What you need to do:
Lines of the data that contain the word "puntos" are the ones to copy.

Entries supplied:
[Start of Attachment]

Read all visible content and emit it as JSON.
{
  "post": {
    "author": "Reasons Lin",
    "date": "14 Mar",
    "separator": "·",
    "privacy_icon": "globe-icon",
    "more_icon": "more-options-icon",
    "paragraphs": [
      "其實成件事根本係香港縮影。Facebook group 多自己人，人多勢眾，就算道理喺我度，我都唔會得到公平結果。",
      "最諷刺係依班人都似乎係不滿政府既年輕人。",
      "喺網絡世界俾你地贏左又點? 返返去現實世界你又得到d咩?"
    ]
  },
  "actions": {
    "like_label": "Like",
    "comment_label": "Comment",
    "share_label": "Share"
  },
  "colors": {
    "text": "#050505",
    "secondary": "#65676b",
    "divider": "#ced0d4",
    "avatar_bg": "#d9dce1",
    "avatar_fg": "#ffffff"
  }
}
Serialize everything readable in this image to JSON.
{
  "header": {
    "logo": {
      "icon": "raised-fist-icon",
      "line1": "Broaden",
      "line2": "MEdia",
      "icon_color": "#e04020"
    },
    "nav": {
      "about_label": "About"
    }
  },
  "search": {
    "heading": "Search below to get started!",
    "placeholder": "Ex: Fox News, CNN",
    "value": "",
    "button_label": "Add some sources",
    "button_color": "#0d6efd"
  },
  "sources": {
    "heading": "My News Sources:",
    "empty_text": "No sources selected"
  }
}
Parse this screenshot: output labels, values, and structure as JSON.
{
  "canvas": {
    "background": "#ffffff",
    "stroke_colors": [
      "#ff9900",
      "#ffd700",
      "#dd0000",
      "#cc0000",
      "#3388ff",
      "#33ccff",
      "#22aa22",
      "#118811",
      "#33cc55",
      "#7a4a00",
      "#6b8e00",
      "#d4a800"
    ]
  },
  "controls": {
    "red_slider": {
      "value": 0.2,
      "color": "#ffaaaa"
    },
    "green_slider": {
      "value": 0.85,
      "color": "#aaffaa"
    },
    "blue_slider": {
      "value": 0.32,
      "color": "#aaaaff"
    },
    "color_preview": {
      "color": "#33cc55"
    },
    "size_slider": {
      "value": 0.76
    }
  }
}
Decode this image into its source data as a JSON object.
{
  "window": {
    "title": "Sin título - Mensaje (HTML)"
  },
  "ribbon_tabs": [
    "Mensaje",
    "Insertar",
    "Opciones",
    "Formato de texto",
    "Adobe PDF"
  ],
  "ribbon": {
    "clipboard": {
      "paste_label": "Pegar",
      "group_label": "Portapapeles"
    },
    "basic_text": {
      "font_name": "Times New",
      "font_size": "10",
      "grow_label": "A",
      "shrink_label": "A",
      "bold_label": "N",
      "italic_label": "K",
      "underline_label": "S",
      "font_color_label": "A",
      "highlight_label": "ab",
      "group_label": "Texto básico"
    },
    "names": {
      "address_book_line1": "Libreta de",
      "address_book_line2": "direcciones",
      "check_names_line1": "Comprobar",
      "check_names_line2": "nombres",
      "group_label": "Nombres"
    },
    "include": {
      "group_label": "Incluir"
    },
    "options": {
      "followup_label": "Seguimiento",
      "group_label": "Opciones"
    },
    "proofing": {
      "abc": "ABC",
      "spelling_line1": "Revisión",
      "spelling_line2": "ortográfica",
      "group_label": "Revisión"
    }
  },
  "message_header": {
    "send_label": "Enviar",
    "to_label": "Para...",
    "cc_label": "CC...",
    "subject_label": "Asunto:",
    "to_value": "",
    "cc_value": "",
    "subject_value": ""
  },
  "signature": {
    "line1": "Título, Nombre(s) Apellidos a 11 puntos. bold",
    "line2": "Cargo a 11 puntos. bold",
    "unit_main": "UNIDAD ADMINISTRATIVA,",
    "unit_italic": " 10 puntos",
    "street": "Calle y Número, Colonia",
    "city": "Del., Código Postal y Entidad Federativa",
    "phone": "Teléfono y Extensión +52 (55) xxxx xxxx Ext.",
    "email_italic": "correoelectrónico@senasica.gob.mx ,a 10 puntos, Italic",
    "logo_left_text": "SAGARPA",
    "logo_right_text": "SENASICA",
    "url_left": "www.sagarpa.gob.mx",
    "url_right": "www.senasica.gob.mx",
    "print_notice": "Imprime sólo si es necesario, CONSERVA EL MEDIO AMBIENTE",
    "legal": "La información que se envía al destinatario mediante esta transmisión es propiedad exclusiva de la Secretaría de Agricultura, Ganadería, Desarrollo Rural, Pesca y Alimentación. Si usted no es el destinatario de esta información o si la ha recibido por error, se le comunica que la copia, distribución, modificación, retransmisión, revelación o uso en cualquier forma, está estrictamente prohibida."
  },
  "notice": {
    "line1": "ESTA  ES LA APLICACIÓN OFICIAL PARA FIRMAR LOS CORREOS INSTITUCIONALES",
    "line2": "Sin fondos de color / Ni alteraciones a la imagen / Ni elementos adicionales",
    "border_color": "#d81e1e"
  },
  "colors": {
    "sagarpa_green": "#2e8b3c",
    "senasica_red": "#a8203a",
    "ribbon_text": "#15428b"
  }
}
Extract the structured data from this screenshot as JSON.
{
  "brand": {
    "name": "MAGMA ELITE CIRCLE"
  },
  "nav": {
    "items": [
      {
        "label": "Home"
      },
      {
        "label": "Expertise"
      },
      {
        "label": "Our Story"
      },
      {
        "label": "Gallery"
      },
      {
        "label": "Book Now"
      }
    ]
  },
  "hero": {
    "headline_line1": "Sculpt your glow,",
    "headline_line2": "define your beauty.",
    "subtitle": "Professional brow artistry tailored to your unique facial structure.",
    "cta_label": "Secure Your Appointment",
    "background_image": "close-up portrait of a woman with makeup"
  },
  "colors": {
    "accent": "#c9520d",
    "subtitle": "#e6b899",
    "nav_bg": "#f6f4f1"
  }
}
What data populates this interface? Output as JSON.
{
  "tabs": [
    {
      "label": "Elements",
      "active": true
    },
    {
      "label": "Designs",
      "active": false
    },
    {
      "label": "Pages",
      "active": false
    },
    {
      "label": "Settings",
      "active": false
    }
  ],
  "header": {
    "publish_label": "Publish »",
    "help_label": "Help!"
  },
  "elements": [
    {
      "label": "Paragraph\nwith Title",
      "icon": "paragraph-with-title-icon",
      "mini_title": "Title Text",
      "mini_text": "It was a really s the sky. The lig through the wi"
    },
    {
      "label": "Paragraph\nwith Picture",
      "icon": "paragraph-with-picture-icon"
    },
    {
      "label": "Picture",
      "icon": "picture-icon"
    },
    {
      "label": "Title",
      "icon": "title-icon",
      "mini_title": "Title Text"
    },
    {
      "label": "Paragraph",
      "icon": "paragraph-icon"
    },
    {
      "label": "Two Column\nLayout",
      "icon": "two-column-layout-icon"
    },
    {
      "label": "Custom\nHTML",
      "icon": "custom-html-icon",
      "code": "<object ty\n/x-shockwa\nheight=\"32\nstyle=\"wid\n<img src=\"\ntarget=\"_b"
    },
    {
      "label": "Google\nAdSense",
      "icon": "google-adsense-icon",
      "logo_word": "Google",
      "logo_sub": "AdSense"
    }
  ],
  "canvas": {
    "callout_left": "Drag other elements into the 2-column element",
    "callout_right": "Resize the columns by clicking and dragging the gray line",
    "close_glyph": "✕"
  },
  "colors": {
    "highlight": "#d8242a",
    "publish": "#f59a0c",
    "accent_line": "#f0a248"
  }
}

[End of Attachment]

Exercise answer:
    "line1": "Título, Nombre(s) Apellidos a 11 puntos. bold",
    "line2": "Cargo a 11 puntos. bold",
    "unit_italic": " 10 puntos",
    "email_italic": "correoelectrónico@senasica.gob.mx ,a 10 puntos, Italic",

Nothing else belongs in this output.